Serbian student in Binghamton beating may have fled with government help
Updated Wednesday, June 25th 2008, 2:04 AM
An international manhunt is on for a hulking Serbian athlete who viciously beat a Brooklyn college student and fled the country - possibly with his government's help, authorities said.
A Serbian official is believed to have posted his $100,000 bail upstate and Kovacevic used an emergency passport to leave the country, prompting a separate probe by the State Department.
Steinhauer, 22, an honors student set to work this summer for a prestigious accounting firm, suffered massive head injuries in the attack and is still clinging to life in a medically induced coma.
"I'm devastated," his father, Richard, told the Daily News outside of his Fort Greene home on Tuesday. "He's my only son."
Sen. Chuck Schumer (D-N.Y.) has urged federal authorities to make capturing and extraditing Kovacevic a top priority.
Steinhauer's nightmare began in the early morning hours of May 4, when he got into an argument with three men, including Kovacevic, at a packed bar near the state school, cops said.
"Kovacevic ... proceeded to beat the crap out of him," said Binghamton Police Capt. Alex Minor, noting Steinhauer suffered a fractured skull and broken jaw and eye sockets.
"They kicked him when he was down, the whole nine yards," Minor added.
The giant Serb and his two pals fled after the horrific assault, he said.
Kovacevic was arrested the following day and the two other accused attackers, Edin Dzubur, 24, and Santel Softic, 21, were hauled in soon after.
Kovacevic's bail was set at $100,000.
On June 6, Igor Milosevic, the Serbian vice consul, posted $20,000 in cash and $80,000 in a bank money order in Broome County Court to spring Kovacevic, a bail receipt obtained by the upstate Press & Sun-Bulletin newspaper shows.
Kovacevic, who faces up to 25 years in prison if convicted, surrendered his passport and was freed from jail later that day.
Reached Tuesday, a Serbian Consulate representative said Milosevic was out of town and that no one else could comment on the case.
Broome County officials contacted Customs agents on the Canadian border on June 10, fearful that Kovacevic might try to flee the country.
Milosevic's attorney, Vincent Accardi, declined to comment on the whereabouts of his client or the status of the case.

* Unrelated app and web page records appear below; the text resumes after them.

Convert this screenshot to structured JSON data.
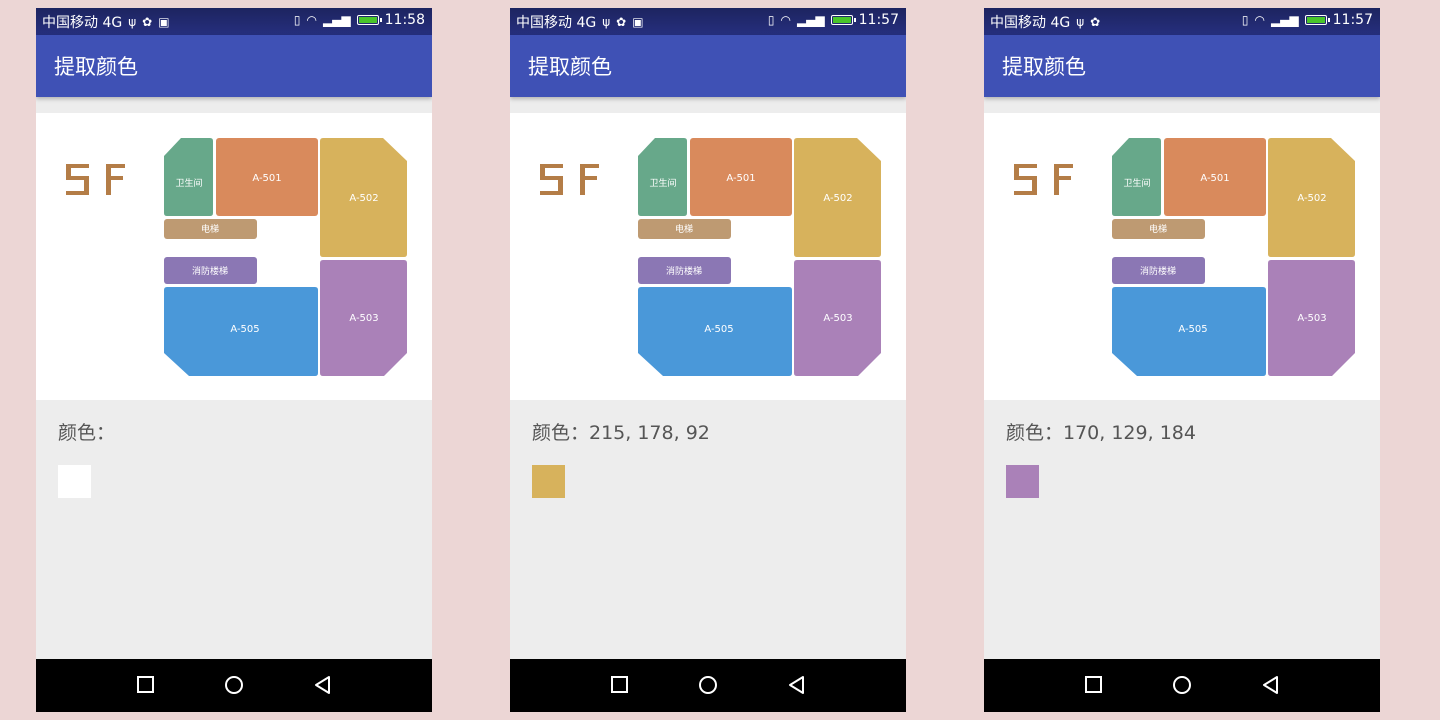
{
  "colors": {
    "page_bg": "#ecd6d5",
    "appbar": "#3f51b5",
    "statusbar": "#262f7e",
    "washroom": "#67a88a",
    "a501": "#d98a5c",
    "a502": "#d7b25c",
    "elevator": "#be9a72",
    "stairs": "#8b77b4",
    "a505": "#4a98d9",
    "a503": "#aa81b8",
    "logo": "#b47d47"
  },
  "map": {
    "floor_label": "5F",
    "rooms": {
      "washroom": "卫生间",
      "a501": "A-501",
      "a502": "A-502",
      "elevator": "电梯",
      "stairs": "消防楼梯",
      "a505": "A-505",
      "a503": "A-503"
    }
  },
  "phones": [
    {
      "status": {
        "carrier": "中国移动 4G",
        "time": "11:58",
        "icons": [
          "usb-icon",
          "android-debug-icon",
          "image-icon"
        ]
      },
      "appbar_title": "提取颜色",
      "color_text": "颜色：",
      "swatch_color": "#ffffff"
    },
    {
      "status": {
        "carrier": "中国移动 4G",
        "time": "11:57",
        "icons": [
          "usb-icon",
          "android-debug-icon",
          "image-icon"
        ]
      },
      "appbar_title": "提取颜色",
      "color_text": "颜色：215, 178, 92",
      "swatch_color": "#d7b25c"
    },
    {
      "status": {
        "carrier": "中国移动 4G",
        "time": "11:57",
        "icons": [
          "usb-icon",
          "android-debug-icon"
        ]
      },
      "appbar_title": "提取颜色",
      "color_text": "颜色：170, 129, 184",
      "swatch_color": "#aa81b8"
    }
  ]
}
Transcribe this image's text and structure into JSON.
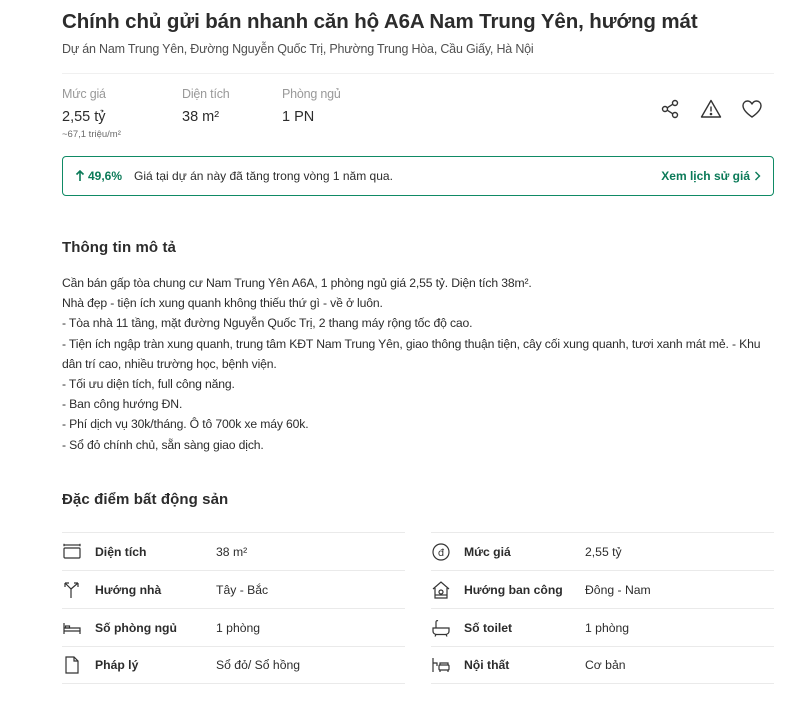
{
  "listing": {
    "title": "Chính chủ gửi bán nhanh căn hộ A6A Nam Trung Yên, hướng mát",
    "address": "Dự án Nam Trung Yên, Đường Nguyễn Quốc Trị, Phường Trung Hòa, Cầu Giấy, Hà Nội"
  },
  "stats": {
    "price": {
      "label": "Mức giá",
      "value": "2,55 tỷ",
      "sub": "~67,1 triệu/m²"
    },
    "area": {
      "label": "Diện tích",
      "value": "38 m²"
    },
    "bedrooms": {
      "label": "Phòng ngủ",
      "value": "1 PN"
    }
  },
  "actions": {
    "share_icon": "share-icon",
    "report_icon": "warning-icon",
    "save_icon": "heart-icon"
  },
  "trend": {
    "percent": "49,6%",
    "message": "Giá tại dự án này đã tăng trong vòng 1 năm qua.",
    "link": "Xem lịch sử giá"
  },
  "description": {
    "heading": "Thông tin mô tả",
    "lines": [
      "Cần bán gấp tòa chung cư Nam Trung Yên A6A, 1 phòng ngủ giá 2,55 tỷ. Diện tích 38m².",
      "Nhà đẹp - tiện ích xung quanh không thiếu thứ gì - về ở luôn.",
      "- Tòa nhà 11 tầng, mặt đường Nguyễn Quốc Trị, 2 thang máy rộng tốc độ cao.",
      "- Tiện ích ngập tràn xung quanh, trung tâm KĐT Nam Trung Yên, giao thông thuận tiện, cây cối xung quanh, tươi xanh mát mẻ. - Khu dân trí cao, nhiều trường học, bệnh viện.",
      "- Tối ưu diện tích, full công năng.",
      "- Ban công hướng ĐN.",
      "- Phí dịch vụ 30k/tháng. Ô tô 700k xe máy 60k.",
      "- Sổ đỏ chính chủ, sẵn sàng giao dịch."
    ]
  },
  "features": {
    "heading": "Đặc điểm bất động sản",
    "left": [
      {
        "icon": "area-icon",
        "key": "Diện tích",
        "value": "38 m²"
      },
      {
        "icon": "direction-icon",
        "key": "Hướng nhà",
        "value": "Tây - Bắc"
      },
      {
        "icon": "bed-icon",
        "key": "Số phòng ngủ",
        "value": "1 phòng"
      },
      {
        "icon": "document-icon",
        "key": "Pháp lý",
        "value": "Sổ đỏ/ Sổ hồng"
      }
    ],
    "right": [
      {
        "icon": "price-icon",
        "key": "Mức giá",
        "value": "2,55 tỷ"
      },
      {
        "icon": "balcony-icon",
        "key": "Hướng ban công",
        "value": "Đông - Nam"
      },
      {
        "icon": "bathtub-icon",
        "key": "Số toilet",
        "value": "1 phòng"
      },
      {
        "icon": "furniture-icon",
        "key": "Nội thất",
        "value": "Cơ bản"
      }
    ]
  },
  "colors": {
    "accent": "#0b7a58",
    "border_accent": "#0f8a65",
    "text": "#2c2c2c",
    "muted": "#999999"
  }
}
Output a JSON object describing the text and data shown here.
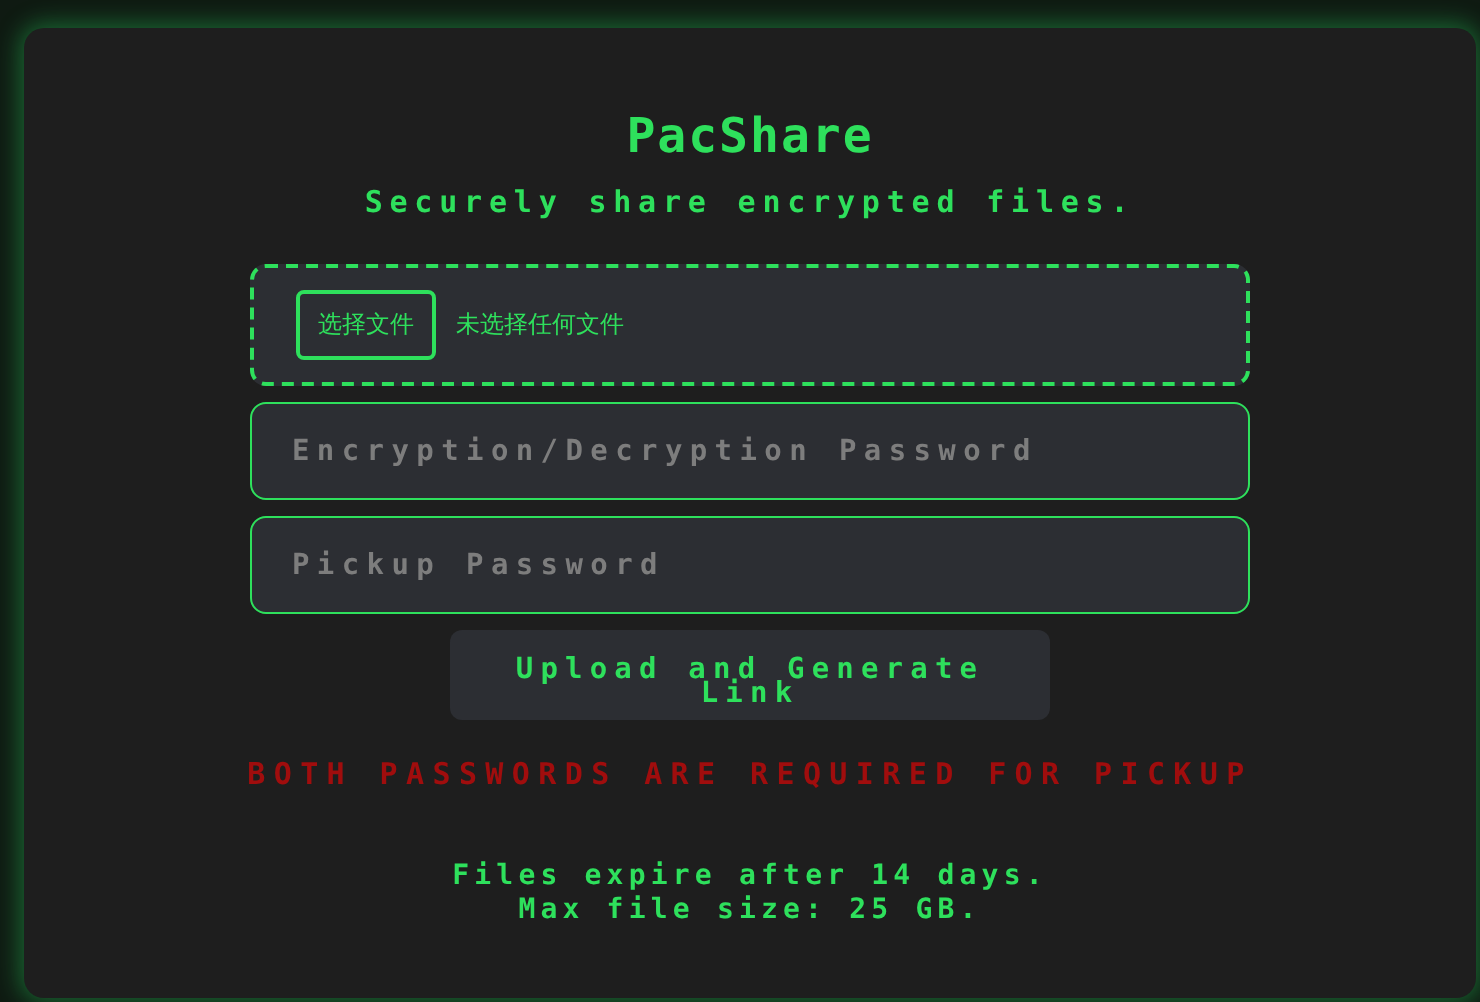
{
  "title": "PacShare",
  "subtitle": "Securely share encrypted files.",
  "file_input": {
    "button": "选择文件",
    "status": "未选择任何文件"
  },
  "fields": [
    {
      "placeholder": "Encryption/Decryption Password"
    },
    {
      "placeholder": "Pickup Password"
    }
  ],
  "upload_button": "Upload and Generate Link",
  "warning": "BOTH PASSWORDS ARE REQUIRED FOR PICKUP",
  "notes": [
    "Files expire after 14 days.",
    "Max file size: 25 GB."
  ]
}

The tragedy has left Steinhauer's father numb.
"I'm surprised they gave [Kovacevic] bail," Richard Steinhauer said. "It's hard to believe this is happening."
With Veronika Belenkaya and Edgar Sandoval